[Start of section]

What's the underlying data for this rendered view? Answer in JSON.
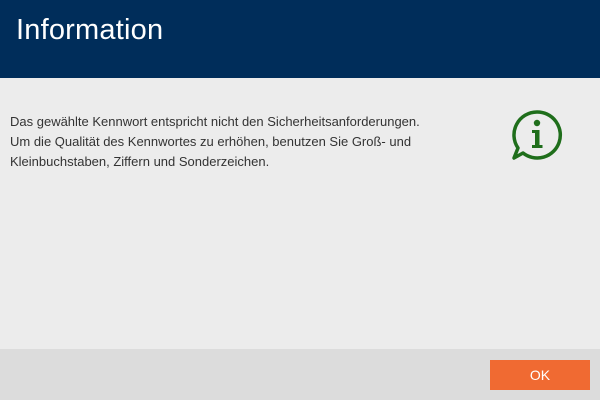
{
  "dialog": {
    "title": "Information",
    "message_lines": [
      "Das gewählte Kennwort entspricht nicht den Sicherheitsanforderungen.",
      "Um die Qualität des Kennwortes zu erhöhen, benutzen Sie Groß- und",
      "Kleinbuchstaben, Ziffern und Sonderzeichen."
    ],
    "icon": "info-speech-bubble-icon",
    "ok_label": "OK"
  },
  "colors": {
    "header_bg": "#002d5a",
    "body_bg": "#ececec",
    "footer_bg": "#dcdcdc",
    "button_bg": "#f06a32",
    "icon_green": "#1f6e1b"
  }
}
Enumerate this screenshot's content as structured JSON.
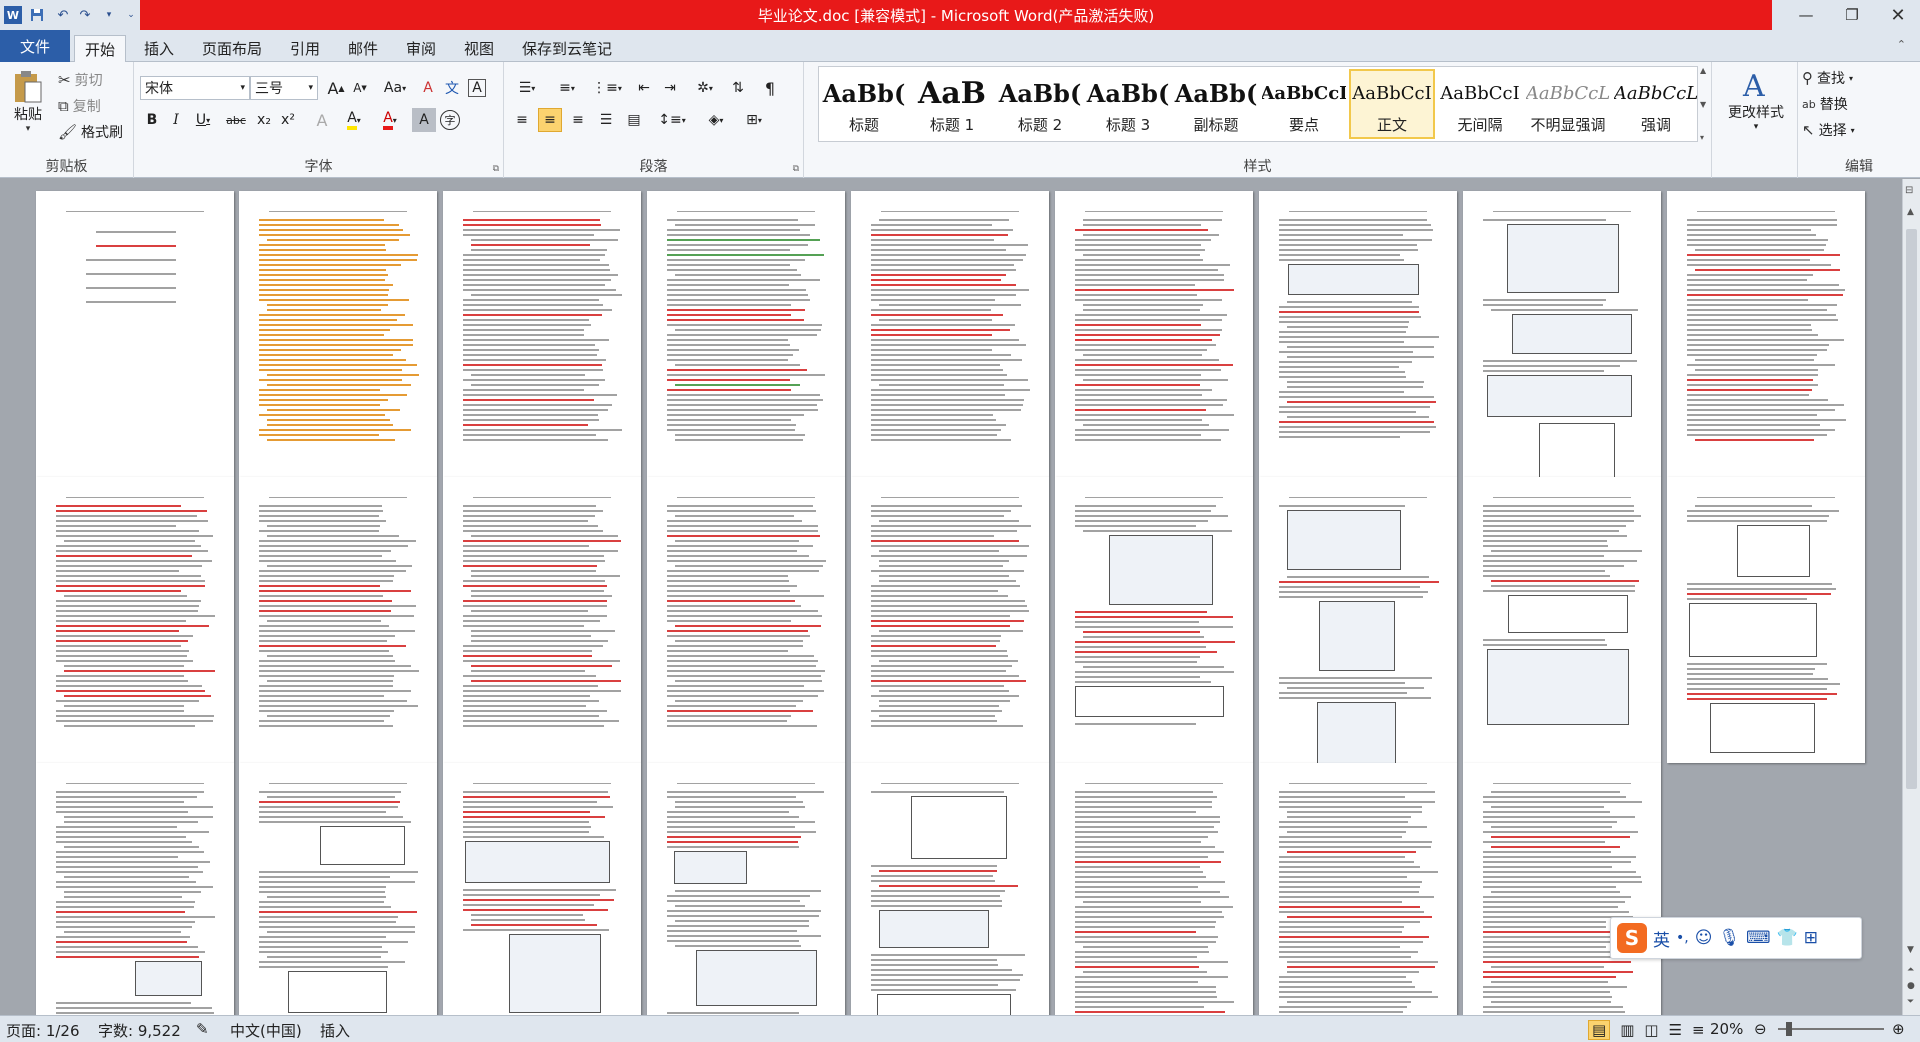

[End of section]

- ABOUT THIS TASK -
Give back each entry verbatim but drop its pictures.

- ANSWER SECTION -
What's the underlying data for this rendered view? Answer in JSON.
{
  "dialog": {
    "title": "Information",
    "message_lines": [
      "Das gewählte Kennwort entspricht nicht den Sicherheitsanforderungen.",
      "Um die Qualität des Kennwortes zu erhöhen, benutzen Sie Groß- und",
      "Kleinbuchstaben, Ziffern und Sonderzeichen."
    ],
    "icon": "info-speech-bubble-icon",
    "ok_label": "OK"
  },
  "colors": {
    "header_bg": "#002d5a",
    "body_bg": "#ececec",
    "footer_bg": "#dcdcdc",
    "button_bg": "#f06a32",
    "icon_green": "#1f6e1b"
  }
}
Enumerate this screenshot's content as structured JSON.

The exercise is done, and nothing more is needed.